### Task objective
Your answer should be every line of the entries that has the string "void" in it.

### Data extract
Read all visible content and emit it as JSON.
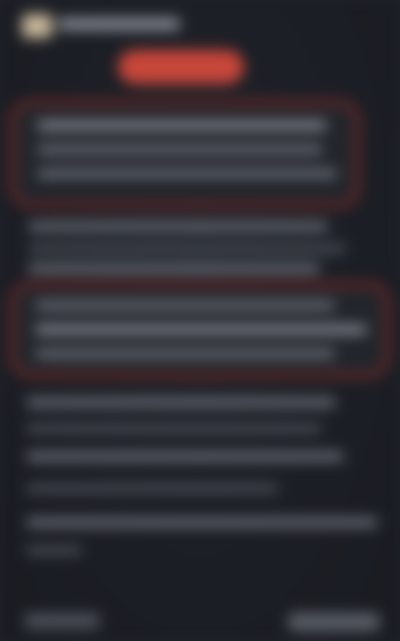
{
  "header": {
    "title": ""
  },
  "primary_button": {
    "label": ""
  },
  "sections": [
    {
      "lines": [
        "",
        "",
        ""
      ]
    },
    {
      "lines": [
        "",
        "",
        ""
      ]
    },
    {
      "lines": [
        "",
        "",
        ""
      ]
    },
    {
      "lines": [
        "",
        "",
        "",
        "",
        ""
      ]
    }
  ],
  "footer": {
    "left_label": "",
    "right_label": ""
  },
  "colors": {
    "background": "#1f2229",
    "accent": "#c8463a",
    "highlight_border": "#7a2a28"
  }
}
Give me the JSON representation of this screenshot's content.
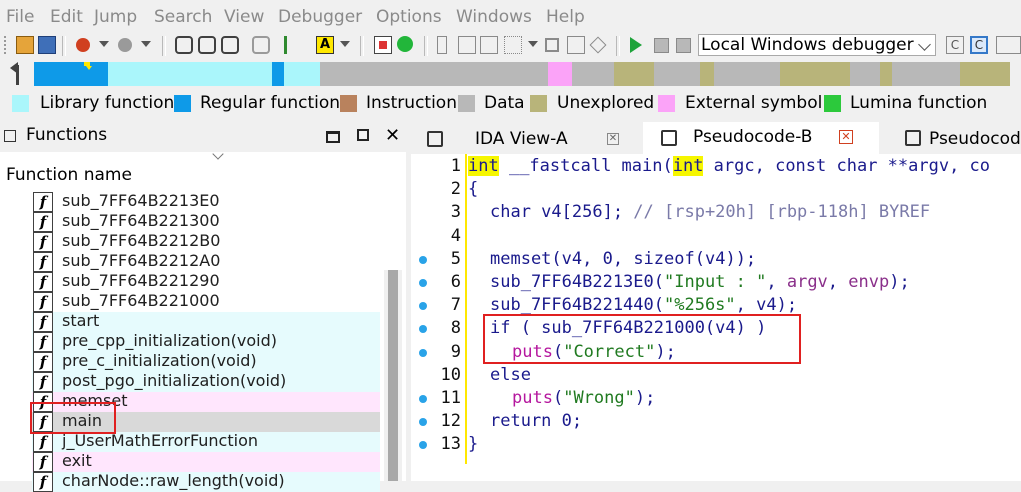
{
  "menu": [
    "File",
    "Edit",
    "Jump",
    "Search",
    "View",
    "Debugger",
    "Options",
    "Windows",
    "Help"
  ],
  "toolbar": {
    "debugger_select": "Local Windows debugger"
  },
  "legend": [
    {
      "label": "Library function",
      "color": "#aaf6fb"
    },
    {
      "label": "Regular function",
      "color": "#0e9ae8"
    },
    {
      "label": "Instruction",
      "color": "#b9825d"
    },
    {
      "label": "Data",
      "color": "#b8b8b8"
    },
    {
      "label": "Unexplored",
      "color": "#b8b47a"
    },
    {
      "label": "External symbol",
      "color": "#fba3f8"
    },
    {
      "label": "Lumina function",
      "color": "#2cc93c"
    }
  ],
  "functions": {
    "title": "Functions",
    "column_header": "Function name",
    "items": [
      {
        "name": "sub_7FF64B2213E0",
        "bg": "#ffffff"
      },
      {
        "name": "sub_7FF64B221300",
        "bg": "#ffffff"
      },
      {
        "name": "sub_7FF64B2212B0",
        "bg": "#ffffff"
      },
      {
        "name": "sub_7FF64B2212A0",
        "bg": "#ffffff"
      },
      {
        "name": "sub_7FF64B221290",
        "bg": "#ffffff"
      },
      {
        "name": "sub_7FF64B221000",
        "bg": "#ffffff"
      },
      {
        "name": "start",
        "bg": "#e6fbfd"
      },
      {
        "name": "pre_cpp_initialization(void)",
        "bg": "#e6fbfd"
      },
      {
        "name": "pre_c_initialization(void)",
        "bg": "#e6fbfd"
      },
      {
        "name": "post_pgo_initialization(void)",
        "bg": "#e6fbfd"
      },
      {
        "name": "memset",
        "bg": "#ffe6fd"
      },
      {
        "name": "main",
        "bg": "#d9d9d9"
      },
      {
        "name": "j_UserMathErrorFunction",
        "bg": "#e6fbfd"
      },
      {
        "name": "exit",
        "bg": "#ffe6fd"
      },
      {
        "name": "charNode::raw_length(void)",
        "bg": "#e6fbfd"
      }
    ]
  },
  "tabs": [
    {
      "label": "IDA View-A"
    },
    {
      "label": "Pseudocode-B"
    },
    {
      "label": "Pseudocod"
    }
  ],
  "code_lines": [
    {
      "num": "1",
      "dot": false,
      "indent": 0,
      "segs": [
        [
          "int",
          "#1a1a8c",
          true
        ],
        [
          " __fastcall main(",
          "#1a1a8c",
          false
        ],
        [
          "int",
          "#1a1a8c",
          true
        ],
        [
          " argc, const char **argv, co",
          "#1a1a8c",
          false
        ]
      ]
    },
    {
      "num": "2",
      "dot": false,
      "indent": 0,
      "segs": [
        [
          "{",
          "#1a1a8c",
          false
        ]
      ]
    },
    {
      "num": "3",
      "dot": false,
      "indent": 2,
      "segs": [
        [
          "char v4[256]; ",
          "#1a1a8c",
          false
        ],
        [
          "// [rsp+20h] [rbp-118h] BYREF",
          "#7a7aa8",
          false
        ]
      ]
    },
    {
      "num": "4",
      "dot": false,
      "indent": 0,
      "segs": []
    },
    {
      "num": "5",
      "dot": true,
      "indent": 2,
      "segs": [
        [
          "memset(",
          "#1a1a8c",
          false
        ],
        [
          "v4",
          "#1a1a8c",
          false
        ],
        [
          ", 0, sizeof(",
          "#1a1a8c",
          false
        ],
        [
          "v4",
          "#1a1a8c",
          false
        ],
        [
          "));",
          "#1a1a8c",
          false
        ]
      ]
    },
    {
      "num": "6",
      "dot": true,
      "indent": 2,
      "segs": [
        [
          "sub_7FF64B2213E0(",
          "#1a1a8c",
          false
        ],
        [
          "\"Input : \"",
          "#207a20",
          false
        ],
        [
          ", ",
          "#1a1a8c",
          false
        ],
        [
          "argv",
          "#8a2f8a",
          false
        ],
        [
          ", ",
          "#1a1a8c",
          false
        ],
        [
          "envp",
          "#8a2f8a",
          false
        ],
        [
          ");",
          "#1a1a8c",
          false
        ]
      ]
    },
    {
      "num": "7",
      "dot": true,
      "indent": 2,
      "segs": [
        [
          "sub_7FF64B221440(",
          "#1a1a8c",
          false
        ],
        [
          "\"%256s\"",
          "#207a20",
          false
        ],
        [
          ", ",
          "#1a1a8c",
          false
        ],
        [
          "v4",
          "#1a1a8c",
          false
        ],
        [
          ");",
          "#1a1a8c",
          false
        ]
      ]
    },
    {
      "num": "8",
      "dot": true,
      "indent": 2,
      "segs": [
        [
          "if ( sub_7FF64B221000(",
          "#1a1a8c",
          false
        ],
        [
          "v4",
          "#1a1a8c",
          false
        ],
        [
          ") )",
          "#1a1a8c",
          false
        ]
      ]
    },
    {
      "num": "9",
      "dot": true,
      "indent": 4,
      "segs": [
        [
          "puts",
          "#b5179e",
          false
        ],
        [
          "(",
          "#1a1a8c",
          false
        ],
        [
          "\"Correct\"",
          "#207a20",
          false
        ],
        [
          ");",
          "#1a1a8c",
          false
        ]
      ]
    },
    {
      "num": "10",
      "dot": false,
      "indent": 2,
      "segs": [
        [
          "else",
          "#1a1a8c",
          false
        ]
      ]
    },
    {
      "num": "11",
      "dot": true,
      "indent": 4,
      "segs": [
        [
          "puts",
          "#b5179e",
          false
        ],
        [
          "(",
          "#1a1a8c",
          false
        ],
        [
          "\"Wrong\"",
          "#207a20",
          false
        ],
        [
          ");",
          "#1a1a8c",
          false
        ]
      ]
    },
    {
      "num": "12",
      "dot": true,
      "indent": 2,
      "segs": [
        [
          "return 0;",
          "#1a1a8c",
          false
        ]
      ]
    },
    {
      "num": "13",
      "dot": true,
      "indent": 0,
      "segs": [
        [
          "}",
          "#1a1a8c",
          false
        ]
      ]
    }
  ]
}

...

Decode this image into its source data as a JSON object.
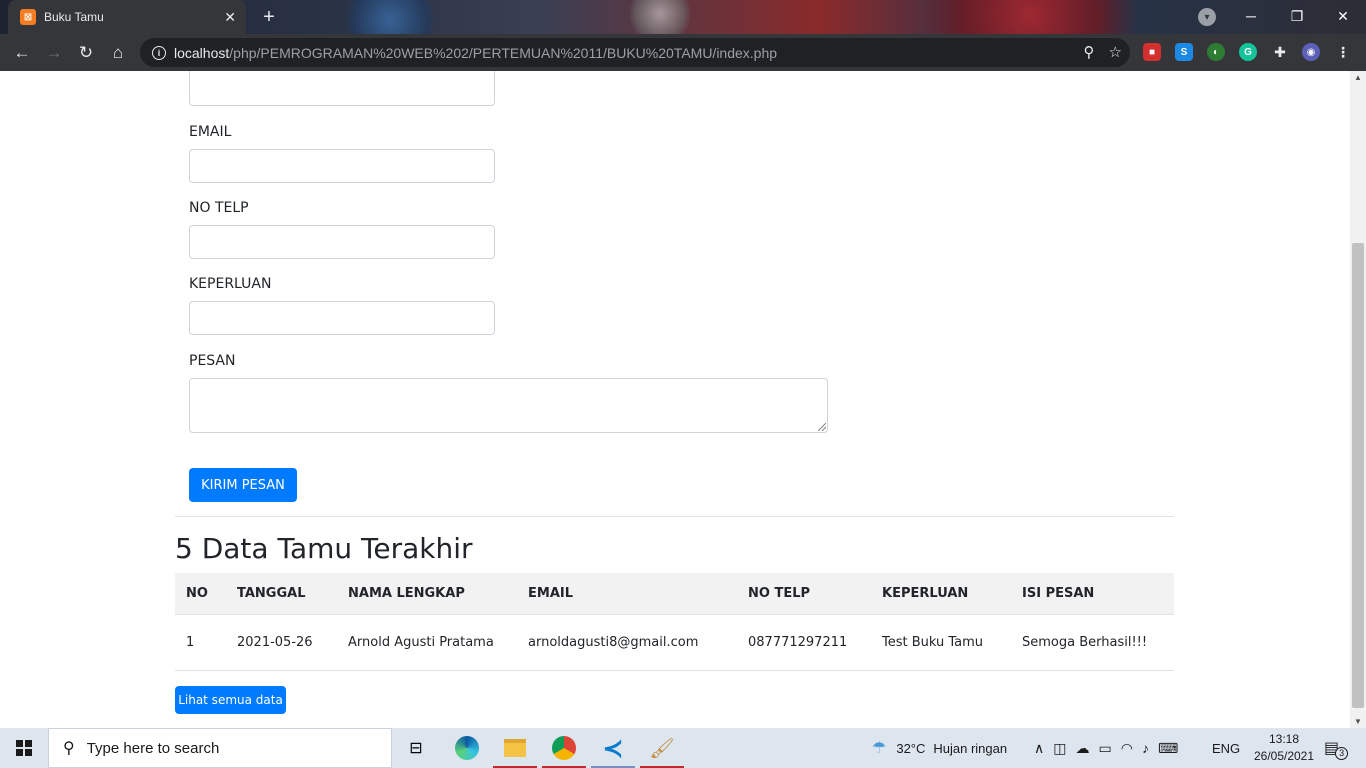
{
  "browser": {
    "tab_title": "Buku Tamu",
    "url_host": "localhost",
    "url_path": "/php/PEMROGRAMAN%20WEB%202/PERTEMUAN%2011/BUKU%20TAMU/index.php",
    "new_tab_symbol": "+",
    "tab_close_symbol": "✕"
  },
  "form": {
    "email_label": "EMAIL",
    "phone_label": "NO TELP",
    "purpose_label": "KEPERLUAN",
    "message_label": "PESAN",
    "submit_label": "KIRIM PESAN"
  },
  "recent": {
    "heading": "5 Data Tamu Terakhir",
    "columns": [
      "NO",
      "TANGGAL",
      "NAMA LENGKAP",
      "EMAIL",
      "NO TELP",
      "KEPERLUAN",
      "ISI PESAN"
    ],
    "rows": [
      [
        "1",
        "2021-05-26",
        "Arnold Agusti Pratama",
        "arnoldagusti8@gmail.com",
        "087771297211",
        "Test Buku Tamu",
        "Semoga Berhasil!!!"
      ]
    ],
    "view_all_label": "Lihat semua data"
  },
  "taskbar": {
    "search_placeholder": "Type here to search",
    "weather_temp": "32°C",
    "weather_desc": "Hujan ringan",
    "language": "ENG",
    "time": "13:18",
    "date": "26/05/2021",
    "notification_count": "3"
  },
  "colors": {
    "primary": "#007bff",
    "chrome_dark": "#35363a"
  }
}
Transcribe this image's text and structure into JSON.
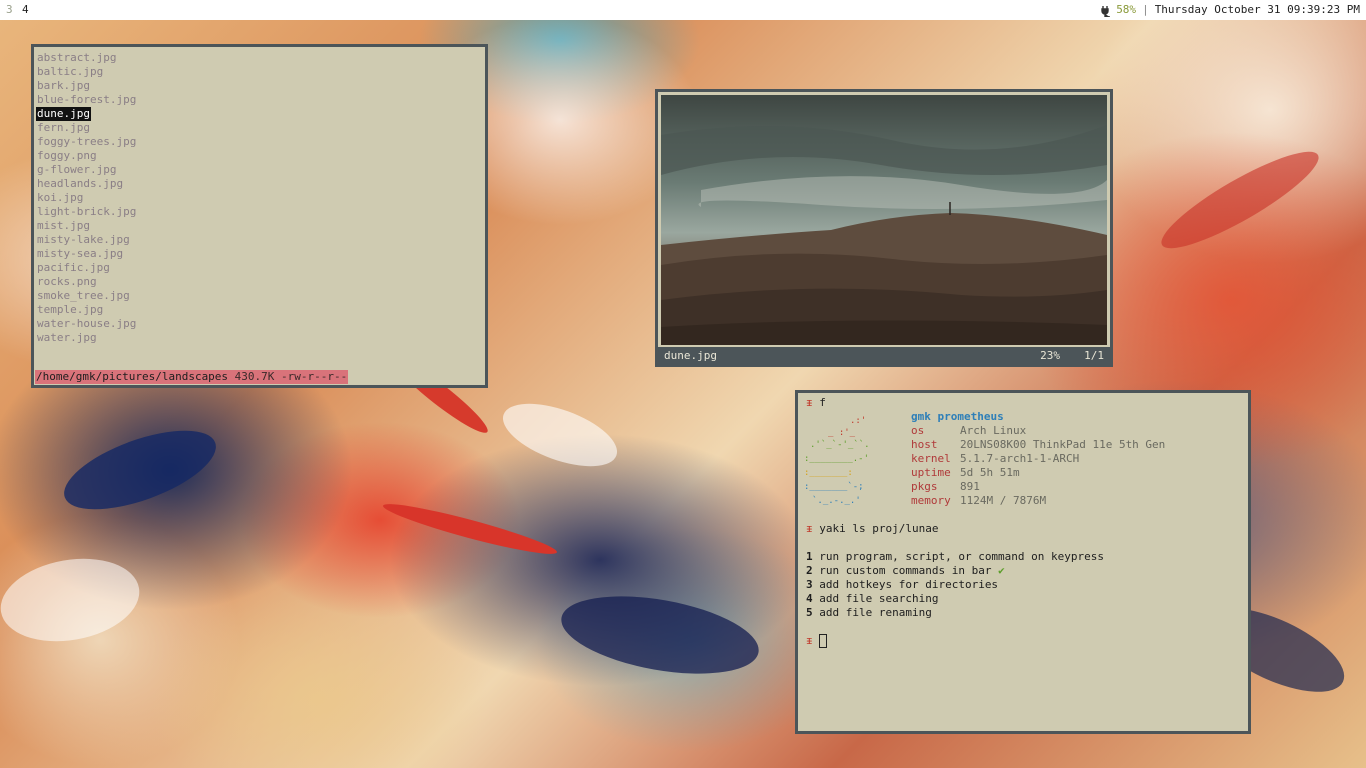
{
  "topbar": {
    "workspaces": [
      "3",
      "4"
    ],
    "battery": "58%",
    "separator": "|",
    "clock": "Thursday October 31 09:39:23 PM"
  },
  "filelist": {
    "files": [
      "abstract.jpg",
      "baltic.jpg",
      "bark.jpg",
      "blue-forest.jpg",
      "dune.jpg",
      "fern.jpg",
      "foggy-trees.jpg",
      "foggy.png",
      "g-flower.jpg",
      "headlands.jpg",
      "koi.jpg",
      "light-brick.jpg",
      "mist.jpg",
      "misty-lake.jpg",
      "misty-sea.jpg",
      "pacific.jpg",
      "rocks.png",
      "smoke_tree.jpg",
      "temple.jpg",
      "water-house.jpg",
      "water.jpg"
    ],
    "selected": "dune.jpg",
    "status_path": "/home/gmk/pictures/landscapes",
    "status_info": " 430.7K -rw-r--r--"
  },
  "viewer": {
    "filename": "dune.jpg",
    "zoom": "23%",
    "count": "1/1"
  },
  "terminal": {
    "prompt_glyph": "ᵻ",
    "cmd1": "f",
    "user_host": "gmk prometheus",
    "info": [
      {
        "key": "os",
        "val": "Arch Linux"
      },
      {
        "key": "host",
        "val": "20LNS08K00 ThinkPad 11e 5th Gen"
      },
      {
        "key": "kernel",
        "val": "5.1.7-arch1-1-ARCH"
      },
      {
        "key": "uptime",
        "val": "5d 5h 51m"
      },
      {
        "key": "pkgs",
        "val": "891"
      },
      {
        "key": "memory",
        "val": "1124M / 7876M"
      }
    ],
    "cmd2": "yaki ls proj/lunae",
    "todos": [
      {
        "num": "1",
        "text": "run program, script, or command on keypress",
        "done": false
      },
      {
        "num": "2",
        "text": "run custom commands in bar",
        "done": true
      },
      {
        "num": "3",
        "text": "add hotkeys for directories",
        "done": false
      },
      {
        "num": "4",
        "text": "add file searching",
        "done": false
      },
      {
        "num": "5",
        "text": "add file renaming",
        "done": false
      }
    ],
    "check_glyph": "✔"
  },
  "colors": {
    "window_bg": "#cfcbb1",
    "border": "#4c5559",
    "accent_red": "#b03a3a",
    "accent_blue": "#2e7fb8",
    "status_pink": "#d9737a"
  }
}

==

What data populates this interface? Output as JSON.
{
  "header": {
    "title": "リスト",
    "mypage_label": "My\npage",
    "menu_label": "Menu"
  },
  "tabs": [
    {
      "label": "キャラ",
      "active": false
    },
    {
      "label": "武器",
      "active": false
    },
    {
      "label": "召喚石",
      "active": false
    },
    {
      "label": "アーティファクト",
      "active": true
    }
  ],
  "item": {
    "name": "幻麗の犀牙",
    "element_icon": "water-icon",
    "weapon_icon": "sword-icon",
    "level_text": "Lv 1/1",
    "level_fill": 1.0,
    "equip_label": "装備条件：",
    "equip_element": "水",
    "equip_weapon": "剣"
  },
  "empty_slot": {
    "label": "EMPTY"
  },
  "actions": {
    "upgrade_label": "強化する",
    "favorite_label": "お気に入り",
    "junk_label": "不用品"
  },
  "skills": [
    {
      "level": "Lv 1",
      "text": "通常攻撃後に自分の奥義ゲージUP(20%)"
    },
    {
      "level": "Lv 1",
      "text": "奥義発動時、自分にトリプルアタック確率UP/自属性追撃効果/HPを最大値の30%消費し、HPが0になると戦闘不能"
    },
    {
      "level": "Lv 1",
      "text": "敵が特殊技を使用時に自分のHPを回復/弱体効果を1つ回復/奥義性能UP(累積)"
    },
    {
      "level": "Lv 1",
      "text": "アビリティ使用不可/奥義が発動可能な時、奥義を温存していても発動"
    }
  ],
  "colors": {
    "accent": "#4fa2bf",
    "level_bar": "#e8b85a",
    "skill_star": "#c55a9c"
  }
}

### Answer to this task
        "name": "pre_cpp_initialization(void)",
        "name": "pre_c_initialization(void)",
        "name": "post_pgo_initialization(void)",
        "name": "charNode::raw_length(void)",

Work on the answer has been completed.